A number of medical tests exist to diagnose DES, including:
- Tear break up time (TBUT) tests
- Conjunctival lissamine green staining
- Corneal fluorescein staining
- Schirmer test
It is known that there are a number of risk factors that may contribute to the development of DES, including:
- Genetic factors
- Wearing contact lenses
- Prolonged use of computer and digital screens, known as Computer Vision Syndrome or CVS
- Refractive surgery
- Cataract surgery
- LASIK eye surgery
The condition is chronic and causes inflammation. This, in turn, may lead to surface damage of the eye. It is for this reason that the condition is classed as progressive.

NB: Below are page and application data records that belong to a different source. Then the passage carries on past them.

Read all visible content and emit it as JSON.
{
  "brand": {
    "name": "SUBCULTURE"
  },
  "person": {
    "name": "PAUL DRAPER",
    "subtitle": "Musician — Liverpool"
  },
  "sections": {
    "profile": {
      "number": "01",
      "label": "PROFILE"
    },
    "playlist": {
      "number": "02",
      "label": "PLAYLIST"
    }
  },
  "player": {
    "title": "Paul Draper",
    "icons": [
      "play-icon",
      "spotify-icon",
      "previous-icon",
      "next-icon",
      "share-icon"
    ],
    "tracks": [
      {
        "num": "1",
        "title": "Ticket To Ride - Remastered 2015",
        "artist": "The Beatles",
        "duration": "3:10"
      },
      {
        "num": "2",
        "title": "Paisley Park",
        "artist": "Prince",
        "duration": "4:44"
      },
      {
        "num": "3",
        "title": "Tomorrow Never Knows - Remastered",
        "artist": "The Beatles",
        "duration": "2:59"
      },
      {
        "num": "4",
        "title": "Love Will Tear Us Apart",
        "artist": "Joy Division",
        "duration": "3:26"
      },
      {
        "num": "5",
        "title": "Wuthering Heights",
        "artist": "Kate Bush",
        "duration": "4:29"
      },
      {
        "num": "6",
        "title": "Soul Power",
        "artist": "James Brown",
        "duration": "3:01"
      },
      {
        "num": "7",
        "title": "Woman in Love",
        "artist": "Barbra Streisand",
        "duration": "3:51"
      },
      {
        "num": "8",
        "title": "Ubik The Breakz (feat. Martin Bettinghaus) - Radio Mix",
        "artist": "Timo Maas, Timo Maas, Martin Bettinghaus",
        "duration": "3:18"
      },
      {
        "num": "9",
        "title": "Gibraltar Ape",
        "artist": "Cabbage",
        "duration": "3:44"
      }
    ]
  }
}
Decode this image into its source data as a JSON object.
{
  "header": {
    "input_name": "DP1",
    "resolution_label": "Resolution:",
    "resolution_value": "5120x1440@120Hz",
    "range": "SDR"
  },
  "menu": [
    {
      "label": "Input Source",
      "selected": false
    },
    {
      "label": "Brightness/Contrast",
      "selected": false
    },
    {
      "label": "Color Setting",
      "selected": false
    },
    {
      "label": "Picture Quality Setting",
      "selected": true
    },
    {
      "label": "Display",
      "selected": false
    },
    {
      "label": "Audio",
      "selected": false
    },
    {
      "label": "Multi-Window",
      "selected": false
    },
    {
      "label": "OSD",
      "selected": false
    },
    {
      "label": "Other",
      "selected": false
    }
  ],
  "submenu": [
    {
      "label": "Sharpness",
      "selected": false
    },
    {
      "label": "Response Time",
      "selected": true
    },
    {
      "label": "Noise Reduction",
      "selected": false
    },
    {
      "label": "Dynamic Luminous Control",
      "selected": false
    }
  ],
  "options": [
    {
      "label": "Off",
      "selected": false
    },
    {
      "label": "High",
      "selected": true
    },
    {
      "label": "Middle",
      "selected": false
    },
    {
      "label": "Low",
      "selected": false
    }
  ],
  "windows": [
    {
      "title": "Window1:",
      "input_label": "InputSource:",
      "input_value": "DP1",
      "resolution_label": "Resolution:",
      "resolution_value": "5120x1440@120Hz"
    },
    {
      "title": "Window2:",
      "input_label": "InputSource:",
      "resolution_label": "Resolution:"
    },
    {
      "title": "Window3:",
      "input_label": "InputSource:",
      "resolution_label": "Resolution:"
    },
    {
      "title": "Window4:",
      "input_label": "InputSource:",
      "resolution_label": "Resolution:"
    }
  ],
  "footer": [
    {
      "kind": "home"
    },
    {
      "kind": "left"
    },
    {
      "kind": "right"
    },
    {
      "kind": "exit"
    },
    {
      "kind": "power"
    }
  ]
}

It is also one of the most common reasons people have for wanting to see an eye specialist.
Shire and Ophthalmics
Shire has made a public commitment to finding new and improved treatment methods for ophthalmological conditions, including DES. They focus on discovery, development, and delivery, specifically in diseases with an unmet medical need, and in rare diseases. The company has made a number of strategic acquisitions, as well as experiencing organic growth. They have built a solid reputation as being one of the globe’s leading biotech companies.
Currently, Shire’s ophthalmics portfolio is quite significant. It includes a number of treatment options for posterior and anterior segment eye conditions. However, the company is committed to further expanding their portfolio. This is why they have made a number of significant acquisitions as of late, in order to grow this element of their business. Their acquisitions include:
- BIKAM Pharmaceuticals
- Premacure AB
- SARcode Biosceince
- Foresight Biotherapeutics
Currently, they focus on a number of specific eye conditions:
- Autosomal dominant retinitis pigmentosa
- Retinopathy of prematurity
- Infectious conjunctivitis
- Dry eye disease
To date, people who suffer from DES only have Restasis, a blockbuster drug created by Allergan, to cope with their symptoms. It is the only drug that currently has FDA approval for the treatment of DES. Restasis is a therapeutic based on cyclosporine, providing patients with clinical benefits by reducing their ocular inflammation. The fact that Shire is offering competition through its Lifitegrast product has filled the market with confidence.
An added benefit is that patients are often not happy with Restasis. This is because the drug takes quite a long time before it becomes effective, and some people find their symptoms actually get worse before they get better. This has prompted a lot of patients to stop using the product before they are able to experience any real benefits.
Shire is hopeful that Lifitegrast will be available on the market this year. The FDA has a period of six months after acknowledgement of receipt to make a decision due to the fact that the drug has been granted priority status. As such, the product could potentially hit the shelves before the end of the year.